* [What this task involves]: Repeat the entries that appear below, exactly as they are given.

* [Dataset entries]:
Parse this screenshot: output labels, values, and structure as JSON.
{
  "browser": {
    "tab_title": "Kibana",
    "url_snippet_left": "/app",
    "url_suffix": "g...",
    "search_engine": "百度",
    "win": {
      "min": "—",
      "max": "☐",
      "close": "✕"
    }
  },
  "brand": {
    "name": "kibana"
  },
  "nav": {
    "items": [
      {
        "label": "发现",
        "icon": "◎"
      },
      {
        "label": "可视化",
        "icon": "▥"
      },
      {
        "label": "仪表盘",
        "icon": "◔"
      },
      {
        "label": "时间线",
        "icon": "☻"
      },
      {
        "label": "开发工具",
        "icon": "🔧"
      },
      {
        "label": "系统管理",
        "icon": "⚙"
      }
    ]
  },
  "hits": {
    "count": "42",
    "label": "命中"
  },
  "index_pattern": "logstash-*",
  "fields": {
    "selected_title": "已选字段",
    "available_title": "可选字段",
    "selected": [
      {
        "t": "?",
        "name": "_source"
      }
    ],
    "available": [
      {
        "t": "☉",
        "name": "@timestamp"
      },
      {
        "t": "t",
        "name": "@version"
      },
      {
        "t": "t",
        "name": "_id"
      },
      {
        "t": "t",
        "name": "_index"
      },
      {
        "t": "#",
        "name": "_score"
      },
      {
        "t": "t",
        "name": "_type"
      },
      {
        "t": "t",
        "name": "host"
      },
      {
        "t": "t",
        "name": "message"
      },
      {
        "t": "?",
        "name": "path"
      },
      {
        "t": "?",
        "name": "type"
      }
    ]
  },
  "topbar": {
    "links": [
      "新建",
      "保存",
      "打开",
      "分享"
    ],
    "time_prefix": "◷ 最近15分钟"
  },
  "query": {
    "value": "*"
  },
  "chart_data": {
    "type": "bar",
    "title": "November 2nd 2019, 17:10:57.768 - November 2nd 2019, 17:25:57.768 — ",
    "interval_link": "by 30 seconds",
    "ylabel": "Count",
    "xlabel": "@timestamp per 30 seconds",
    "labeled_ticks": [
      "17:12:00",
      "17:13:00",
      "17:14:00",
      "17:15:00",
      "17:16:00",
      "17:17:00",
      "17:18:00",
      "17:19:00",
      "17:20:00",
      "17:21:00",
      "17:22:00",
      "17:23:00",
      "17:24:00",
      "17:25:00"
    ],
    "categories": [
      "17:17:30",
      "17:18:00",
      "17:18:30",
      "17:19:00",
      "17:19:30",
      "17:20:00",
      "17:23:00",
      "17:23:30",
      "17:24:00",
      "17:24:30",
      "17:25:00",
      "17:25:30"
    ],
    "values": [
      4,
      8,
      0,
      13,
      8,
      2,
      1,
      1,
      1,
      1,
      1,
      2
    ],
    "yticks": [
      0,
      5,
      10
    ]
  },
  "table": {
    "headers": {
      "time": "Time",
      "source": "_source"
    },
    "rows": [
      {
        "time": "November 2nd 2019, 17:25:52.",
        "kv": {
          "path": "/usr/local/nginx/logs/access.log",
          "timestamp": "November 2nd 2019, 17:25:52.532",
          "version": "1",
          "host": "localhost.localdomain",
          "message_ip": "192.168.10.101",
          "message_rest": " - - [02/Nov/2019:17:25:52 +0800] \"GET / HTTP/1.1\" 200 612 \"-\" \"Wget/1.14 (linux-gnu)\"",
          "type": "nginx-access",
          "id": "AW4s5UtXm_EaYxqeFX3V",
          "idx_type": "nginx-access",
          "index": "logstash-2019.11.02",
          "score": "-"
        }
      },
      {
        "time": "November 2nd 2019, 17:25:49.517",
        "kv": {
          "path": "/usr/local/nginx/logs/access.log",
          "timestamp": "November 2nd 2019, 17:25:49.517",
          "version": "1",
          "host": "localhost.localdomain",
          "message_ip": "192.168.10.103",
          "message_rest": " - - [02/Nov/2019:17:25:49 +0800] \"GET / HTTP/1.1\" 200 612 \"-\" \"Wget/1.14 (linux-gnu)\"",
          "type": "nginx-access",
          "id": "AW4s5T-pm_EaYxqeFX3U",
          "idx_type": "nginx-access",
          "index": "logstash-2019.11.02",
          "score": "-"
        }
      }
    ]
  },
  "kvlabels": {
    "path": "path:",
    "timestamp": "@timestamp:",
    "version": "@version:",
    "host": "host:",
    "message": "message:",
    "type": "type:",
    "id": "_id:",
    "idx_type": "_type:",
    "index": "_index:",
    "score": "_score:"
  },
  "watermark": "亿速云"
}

* [Written response]:
Parse this screenshot: output labels, values, and structure as JSON.
{
  "browser": {
    "tab_title": "Kibana",
    "url_snippet_left": "/app",
    "url_suffix": "g...",
    "search_engine": "百度",
    "win": {
      "min": "—",
      "max": "☐",
      "close": "✕"
    }
  },
  "brand": {
    "name": "kibana"
  },
  "nav": {
    "items": [
      {
        "label": "发现",
        "icon": "◎"
      },
      {
        "label": "可视化",
        "icon": "▥"
      },
      {
        "label": "仪表盘",
        "icon": "◔"
      },
      {
        "label": "时间线",
        "icon": "☻"
      },
      {
        "label": "开发工具",
        "icon": "🔧"
      },
      {
        "label": "系统管理",
        "icon": "⚙"
      }
    ]
  },
  "hits": {
    "count": "42",
    "label": "命中"
  },
  "index_pattern": "logstash-*",
  "fields": {
    "selected_title": "已选字段",
    "available_title": "可选字段",
    "selected": [
      {
        "t": "?",
        "name": "_source"
      }
    ],
    "available": [
      {
        "t": "☉",
        "name": "@timestamp"
      },
      {
        "t": "t",
        "name": "@version"
      },
      {
        "t": "t",
        "name": "_id"
      },
      {
        "t": "t",
        "name": "_index"
      },
      {
        "t": "#",
        "name": "_score"
      },
      {
        "t": "t",
        "name": "_type"
      },
      {
        "t": "t",
        "name": "host"
      },
      {
        "t": "t",
        "name": "message"
      },
      {
        "t": "?",
        "name": "path"
      },
      {
        "t": "?",
        "name": "type"
      }
    ]
  },
  "topbar": {
    "links": [
      "新建",
      "保存",
      "打开",
      "分享"
    ],
    "time_prefix": "◷ 最近15分钟"
  },
  "query": {
    "value": "*"
  },
  "chart_data": {
    "type": "bar",
    "title": "November 2nd 2019, 17:10:57.768 - November 2nd 2019, 17:25:57.768 — ",
    "interval_link": "by 30 seconds",
    "ylabel": "Count",
    "xlabel": "@timestamp per 30 seconds",
    "labeled_ticks": [
      "17:12:00",
      "17:13:00",
      "17:14:00",
      "17:15:00",
      "17:16:00",
      "17:17:00",
      "17:18:00",
      "17:19:00",
      "17:20:00",
      "17:21:00",
      "17:22:00",
      "17:23:00",
      "17:24:00",
      "17:25:00"
    ],
    "categories": [
      "17:17:30",
      "17:18:00",
      "17:18:30",
      "17:19:00",
      "17:19:30",
      "17:20:00",
      "17:23:00",
      "17:23:30",
      "17:24:00",
      "17:24:30",
      "17:25:00",
      "17:25:30"
    ],
    "values": [
      4,
      8,
      0,
      13,
      8,
      2,
      1,
      1,
      1,
      1,
      1,
      2
    ],
    "yticks": [
      0,
      5,
      10
    ]
  },
  "table": {
    "headers": {
      "time": "Time",
      "source": "_source"
    },
    "rows": [
      {
        "time": "November 2nd 2019, 17:25:52.",
        "kv": {
          "path": "/usr/local/nginx/logs/access.log",
          "timestamp": "November 2nd 2019, 17:25:52.532",
          "version": "1",
          "host": "localhost.localdomain",
          "message_ip": "192.168.10.101",
          "message_rest": " - - [02/Nov/2019:17:25:52 +0800] \"GET / HTTP/1.1\" 200 612 \"-\" \"Wget/1.14 (linux-gnu)\"",
          "type": "nginx-access",
          "id": "AW4s5UtXm_EaYxqeFX3V",
          "idx_type": "nginx-access",
          "index": "logstash-2019.11.02",
          "score": "-"
        }
      },
      {
        "time": "November 2nd 2019, 17:25:49.517",
        "kv": {
          "path": "/usr/local/nginx/logs/access.log",
          "timestamp": "November 2nd 2019, 17:25:49.517",
          "version": "1",
          "host": "localhost.localdomain",
          "message_ip": "192.168.10.103",
          "message_rest": " - - [02/Nov/2019:17:25:49 +0800] \"GET / HTTP/1.1\" 200 612 \"-\" \"Wget/1.14 (linux-gnu)\"",
          "type": "nginx-access",
          "id": "AW4s5T-pm_EaYxqeFX3U",
          "idx_type": "nginx-access",
          "index": "logstash-2019.11.02",
          "score": "-"
        }
      }
    ]
  },
  "kvlabels": {
    "path": "path:",
    "timestamp": "@timestamp:",
    "version": "@version:",
    "host": "host:",
    "message": "message:",
    "type": "type:",
    "id": "_id:",
    "idx_type": "_type:",
    "index": "_index:",
    "score": "_score:"
  },
  "watermark": "亿速云"
}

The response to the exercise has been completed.